I have a system where you are guaranteed to make money! Before I tell you, you must watch this short 20 minute video, and then there is a seminar focused directly at you! It only requires 15 minutes a day, but you need to follow this exact procedure which we will show you at the seminar…
Honestly, I have a system, but I’m not going to make you watch a seminar, and there is no magic to it. It simply comes down to how you model your business and how you can convert a one-time or infrequent customer into a regular revenue stream.
Customers fall into two big buckets: one-time customers or subscription customers. Of course there are sub categories galore—regular one-time customers and subscription customers that don’t renew—but we’re just sticking with the big picture here. Just in case you’re wondering, it doesn’t really matter what you sell, it just depends how you structure your business.
Let’s give a few examples:
Starbucks uses a one-time customer model. Each time a customer goes there, they must pay directly for the purchase made. The same customer can come back every day, and each time they pay the current price for their drink. If they decide they no longer want Starbucks, the relationship ends and Starbucks no longer makes any revenue. You cannot purchase an “all you want in a month” card.
The massage place down the street allows one-time customers at $100 per two-hour massage OR you can become a member and prepay the year, which allows two massages a month (non-cumulative) for a discount of 20% or $1,920 for the year. Who doesn’t want to save 20%? So of course quite a few customers sign up—not all—but some.
For the massage place they now have a significant percent of their revenue that comes in monthly, whether or not the customer actually shows up, which smooths out their revenue. This in turn allows them to focus more on providing an improved customer experience—more than acquiring a new customer or incentivizing an existing customer to make the next appointment. Basically it shifted the immediate burden of getting the massage to the customer and frees up a lot of revenue headaches in the process.
This isn’t new. Microsoft is moving from a purchase model to a subscription model with Office 365 and Windows 10. How about something big? When you lease a car, that’s a subscription and at the end of this subscription, they heavily incentivize the customer to renew the subscription by ignoring mileage overages if you renew. Now how about something really big like airplanes? A leasing company usually owns airplanes and leases them to the airlines. It’s not a direct subscription, but more of a man in the middle subscription plan. Health care? Insurance is a subscription plan, especially if you have an HMO where they own the hospital too. There is a carwash near me that has a subscription plan too: you pay a monthly fee and get to drive through as many times as you want per month.
So now you know the key to this system. You get people to subscribe. The catch is that it’s not so easy to get people to subscribe to your service. Face it: getting someone to prepay for a years’ worth of massages is not an easy task. But what if you took a crawl-walk-run strategy?
Let’s say you invested in a car-detailing trailer and you are a professional car washer.
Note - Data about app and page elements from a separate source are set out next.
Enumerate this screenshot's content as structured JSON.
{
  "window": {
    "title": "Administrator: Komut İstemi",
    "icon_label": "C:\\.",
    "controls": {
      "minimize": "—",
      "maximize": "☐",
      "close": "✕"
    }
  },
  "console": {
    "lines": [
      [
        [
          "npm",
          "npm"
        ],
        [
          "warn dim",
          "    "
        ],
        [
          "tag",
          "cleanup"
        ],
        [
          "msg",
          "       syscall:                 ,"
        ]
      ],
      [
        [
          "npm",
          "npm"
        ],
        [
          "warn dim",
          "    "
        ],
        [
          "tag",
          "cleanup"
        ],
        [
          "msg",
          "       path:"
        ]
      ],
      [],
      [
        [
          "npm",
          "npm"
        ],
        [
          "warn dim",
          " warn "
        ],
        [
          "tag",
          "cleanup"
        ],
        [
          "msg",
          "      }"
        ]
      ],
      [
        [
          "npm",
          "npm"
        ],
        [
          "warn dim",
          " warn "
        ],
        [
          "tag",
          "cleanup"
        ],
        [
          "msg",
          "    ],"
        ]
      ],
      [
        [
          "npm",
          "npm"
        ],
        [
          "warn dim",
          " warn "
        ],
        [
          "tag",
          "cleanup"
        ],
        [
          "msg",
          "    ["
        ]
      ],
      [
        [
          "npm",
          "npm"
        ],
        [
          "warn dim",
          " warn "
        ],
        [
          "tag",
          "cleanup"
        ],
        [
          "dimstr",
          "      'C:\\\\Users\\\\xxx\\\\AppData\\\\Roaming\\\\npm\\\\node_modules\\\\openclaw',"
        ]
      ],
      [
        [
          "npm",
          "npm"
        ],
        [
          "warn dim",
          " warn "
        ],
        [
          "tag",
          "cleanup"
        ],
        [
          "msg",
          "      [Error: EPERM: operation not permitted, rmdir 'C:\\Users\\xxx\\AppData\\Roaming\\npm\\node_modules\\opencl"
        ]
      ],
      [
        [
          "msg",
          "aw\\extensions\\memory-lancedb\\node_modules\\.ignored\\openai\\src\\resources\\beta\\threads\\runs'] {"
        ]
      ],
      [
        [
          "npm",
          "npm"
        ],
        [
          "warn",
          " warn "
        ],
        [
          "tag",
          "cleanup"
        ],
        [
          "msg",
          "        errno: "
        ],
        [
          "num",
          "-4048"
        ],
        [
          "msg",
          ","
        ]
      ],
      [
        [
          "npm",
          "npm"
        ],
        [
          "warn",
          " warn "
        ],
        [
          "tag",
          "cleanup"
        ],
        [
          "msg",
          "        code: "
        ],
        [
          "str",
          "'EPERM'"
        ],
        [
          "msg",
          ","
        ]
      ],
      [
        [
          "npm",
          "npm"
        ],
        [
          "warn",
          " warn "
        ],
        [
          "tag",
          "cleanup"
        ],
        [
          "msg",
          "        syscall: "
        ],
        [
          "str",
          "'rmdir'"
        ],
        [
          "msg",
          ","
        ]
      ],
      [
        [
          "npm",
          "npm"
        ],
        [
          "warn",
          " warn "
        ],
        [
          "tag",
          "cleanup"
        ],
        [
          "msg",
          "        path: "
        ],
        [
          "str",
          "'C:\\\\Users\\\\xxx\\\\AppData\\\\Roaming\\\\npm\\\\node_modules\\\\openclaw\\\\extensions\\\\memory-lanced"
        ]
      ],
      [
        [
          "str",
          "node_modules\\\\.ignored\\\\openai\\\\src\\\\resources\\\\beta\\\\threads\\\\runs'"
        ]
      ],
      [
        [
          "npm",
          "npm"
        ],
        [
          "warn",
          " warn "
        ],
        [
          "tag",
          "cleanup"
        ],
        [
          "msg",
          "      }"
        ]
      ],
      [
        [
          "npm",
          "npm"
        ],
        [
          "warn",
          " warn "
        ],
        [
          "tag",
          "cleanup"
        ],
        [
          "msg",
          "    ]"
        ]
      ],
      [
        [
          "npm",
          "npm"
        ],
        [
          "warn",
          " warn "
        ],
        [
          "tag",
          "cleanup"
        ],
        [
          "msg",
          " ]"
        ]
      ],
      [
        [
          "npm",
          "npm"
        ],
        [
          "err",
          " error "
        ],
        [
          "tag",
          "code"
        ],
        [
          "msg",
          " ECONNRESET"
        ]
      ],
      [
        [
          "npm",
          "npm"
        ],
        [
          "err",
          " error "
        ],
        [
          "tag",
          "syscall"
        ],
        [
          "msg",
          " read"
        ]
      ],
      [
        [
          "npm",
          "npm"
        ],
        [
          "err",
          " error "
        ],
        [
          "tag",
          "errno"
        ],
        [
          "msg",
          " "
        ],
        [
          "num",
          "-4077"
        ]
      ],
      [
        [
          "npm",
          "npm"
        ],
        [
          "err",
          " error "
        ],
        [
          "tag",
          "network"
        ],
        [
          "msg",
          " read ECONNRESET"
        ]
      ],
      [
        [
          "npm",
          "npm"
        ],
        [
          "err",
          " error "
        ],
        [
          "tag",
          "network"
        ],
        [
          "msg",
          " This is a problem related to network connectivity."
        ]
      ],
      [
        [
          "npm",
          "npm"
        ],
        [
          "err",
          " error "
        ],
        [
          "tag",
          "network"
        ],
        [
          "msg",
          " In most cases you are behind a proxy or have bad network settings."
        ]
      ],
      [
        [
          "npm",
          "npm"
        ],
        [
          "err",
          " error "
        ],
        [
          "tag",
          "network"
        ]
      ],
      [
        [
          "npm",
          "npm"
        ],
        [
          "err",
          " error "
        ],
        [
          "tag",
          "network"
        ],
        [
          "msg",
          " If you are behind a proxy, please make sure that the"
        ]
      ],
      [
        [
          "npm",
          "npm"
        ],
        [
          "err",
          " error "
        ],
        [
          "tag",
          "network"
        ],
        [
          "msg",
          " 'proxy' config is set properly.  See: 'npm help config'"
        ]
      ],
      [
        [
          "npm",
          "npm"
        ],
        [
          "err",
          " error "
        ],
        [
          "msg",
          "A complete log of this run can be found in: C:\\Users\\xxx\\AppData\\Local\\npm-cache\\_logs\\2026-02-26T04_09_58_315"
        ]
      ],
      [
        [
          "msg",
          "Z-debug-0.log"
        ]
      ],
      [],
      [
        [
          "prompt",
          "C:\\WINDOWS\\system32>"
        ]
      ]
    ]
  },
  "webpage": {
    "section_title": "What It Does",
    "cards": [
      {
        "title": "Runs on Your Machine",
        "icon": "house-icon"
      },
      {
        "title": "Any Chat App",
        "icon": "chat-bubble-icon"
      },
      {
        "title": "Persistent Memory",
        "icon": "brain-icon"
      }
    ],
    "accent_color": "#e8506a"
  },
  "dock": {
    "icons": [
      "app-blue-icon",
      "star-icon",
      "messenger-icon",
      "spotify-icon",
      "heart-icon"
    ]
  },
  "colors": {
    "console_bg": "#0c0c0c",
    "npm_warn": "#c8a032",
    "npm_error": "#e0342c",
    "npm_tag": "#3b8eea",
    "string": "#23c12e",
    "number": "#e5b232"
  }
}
Don’t laugh—a cleaning cars is a $5.8 billion industry with about 8 million cars washed per day. They are not getting rich from me, but the little woman is making a significant contribution and some. So you now have a choice: attract your customers one by one through tried and true marketing methods, coupons or offer some sort of subscription along with your regular methods. It could be a percentage: 50% are subscriptions 50% are one-time customers (or any percentages as you feel more comfortable).
So what would that look like?
First of all, I’m going to assume you’re a solo operation and you have some regular customers and the rest are one-timers. It’s also pretty easy to understand a regular customer is not always regular. Instead of washing every month, sometimes it stretches to five or six weeks. In those cases you just offer a sizable discount with some type of pre-pay incentive for a regular once a month wash and detail. A six-month deal for 15% discount or an annual deal for 25% off has to be significant for them to sign up, otherwise there is no incentive on their part.
If they averaged five weeks between washes before at $150 each you would make a projected $1,500 from them over the year. If they signed up, you would make a guaranteed $1,350 for the year. This is where you need to ask yourself: is a guaranteed revenue stream of $1,350 worth $150 to you? In both cases you’re covering your costs, so that isn’t really a factor. It just comes down to how you look at it. If taking the variability away from the customer and “locking them in” for the year is worth $150, a subscription model could be just the thing you’re looking for.
Of course this also comes down to work factor and a few other things. You do not have to offer this to everybody; it’s not rocket science to offer this to business people with $50k+ cars and not offer it to the soccer mom with three kids. The variations and ways to spin this are endless, but it will always come down to a basic premise of giving the customer a discount for purchasing goods or services in the future for a payment or promise of payment now.
I’ve always wondered why hair and nail salons don’t embrace this model more; they know your hair is going to grow, 95% of the costs are fixed, and with the market being highly fragmented (customers have lots of choices) you would think they would want to lock in customers for the year. On the other hand, they have a pretty high failure rate, maybe this explains why. Just a random curiosity.
So back to where I started: I have this system and it only takes 15 minutes a day.
The next time you’re working with a somewhat regular customer and the conditions are favorable ask them if they would like to save 25% off your service in exchange for prepaying for a year. It will only take a minute or two, and they might say “No” but on the other hand they might say “Yes.”